What you should do> Restate, word for word, each entry that follows, but skip its pictures.
---------- Supplied data
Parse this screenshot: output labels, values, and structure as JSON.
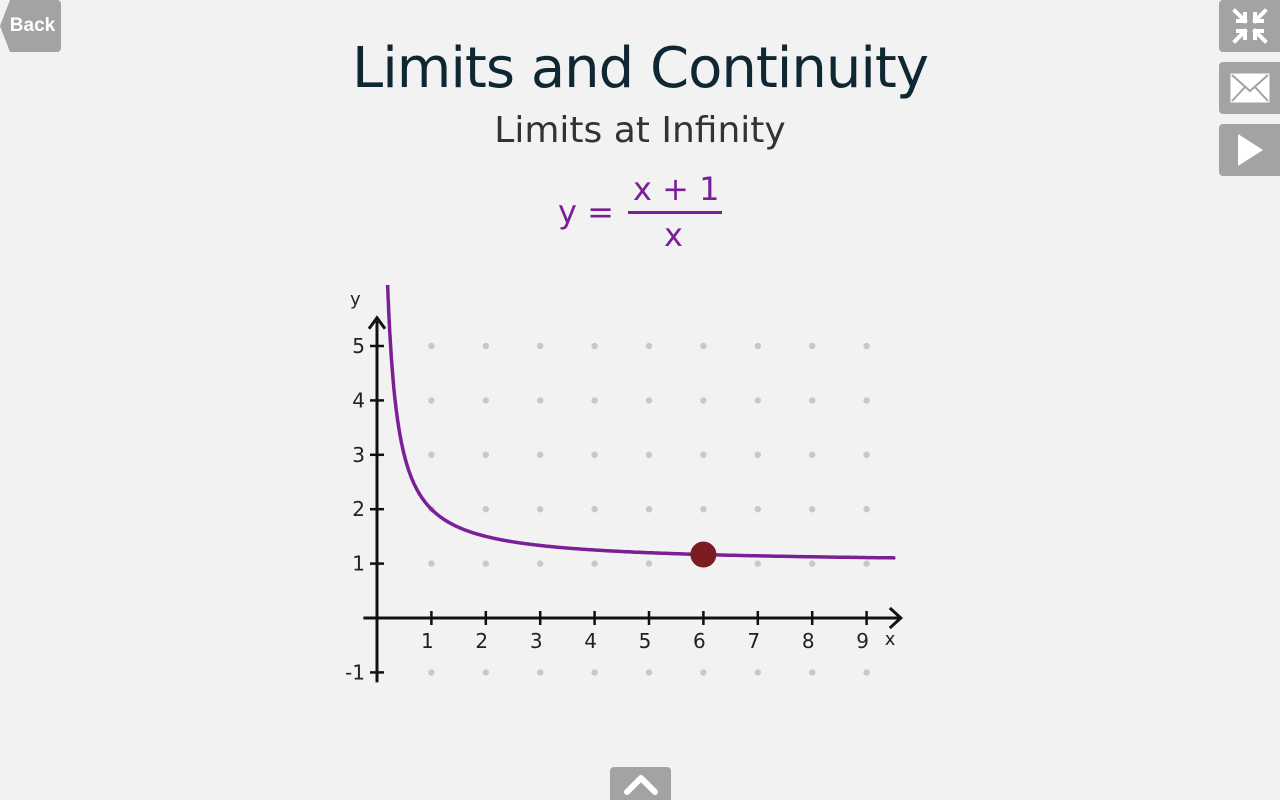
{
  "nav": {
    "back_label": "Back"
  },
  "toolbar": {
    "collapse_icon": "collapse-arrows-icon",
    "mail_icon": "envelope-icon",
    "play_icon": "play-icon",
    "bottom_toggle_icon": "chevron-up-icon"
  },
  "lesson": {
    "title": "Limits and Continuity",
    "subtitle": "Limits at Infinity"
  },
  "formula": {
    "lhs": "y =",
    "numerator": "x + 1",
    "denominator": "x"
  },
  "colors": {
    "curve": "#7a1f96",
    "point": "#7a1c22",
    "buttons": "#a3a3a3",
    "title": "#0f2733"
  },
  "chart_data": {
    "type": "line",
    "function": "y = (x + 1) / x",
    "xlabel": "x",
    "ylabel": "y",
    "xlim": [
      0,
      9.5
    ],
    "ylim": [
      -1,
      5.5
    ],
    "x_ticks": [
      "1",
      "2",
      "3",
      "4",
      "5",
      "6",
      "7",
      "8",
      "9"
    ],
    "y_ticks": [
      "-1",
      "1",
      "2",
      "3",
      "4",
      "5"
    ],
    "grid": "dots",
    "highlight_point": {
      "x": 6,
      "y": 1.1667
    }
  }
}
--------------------
Answer for the task>
Parse this screenshot: output labels, values, and structure as JSON.
{
  "nav": {
    "back_label": "Back"
  },
  "toolbar": {
    "collapse_icon": "collapse-arrows-icon",
    "mail_icon": "envelope-icon",
    "play_icon": "play-icon",
    "bottom_toggle_icon": "chevron-up-icon"
  },
  "lesson": {
    "title": "Limits and Continuity",
    "subtitle": "Limits at Infinity"
  },
  "formula": {
    "lhs": "y =",
    "numerator": "x + 1",
    "denominator": "x"
  },
  "colors": {
    "curve": "#7a1f96",
    "point": "#7a1c22",
    "buttons": "#a3a3a3",
    "title": "#0f2733"
  },
  "chart_data": {
    "type": "line",
    "function": "y = (x + 1) / x",
    "xlabel": "x",
    "ylabel": "y",
    "xlim": [
      0,
      9.5
    ],
    "ylim": [
      -1,
      5.5
    ],
    "x_ticks": [
      "1",
      "2",
      "3",
      "4",
      "5",
      "6",
      "7",
      "8",
      "9"
    ],
    "y_ticks": [
      "-1",
      "1",
      "2",
      "3",
      "4",
      "5"
    ],
    "grid": "dots",
    "highlight_point": {
      "x": 6,
      "y": 1.1667
    }
  }
}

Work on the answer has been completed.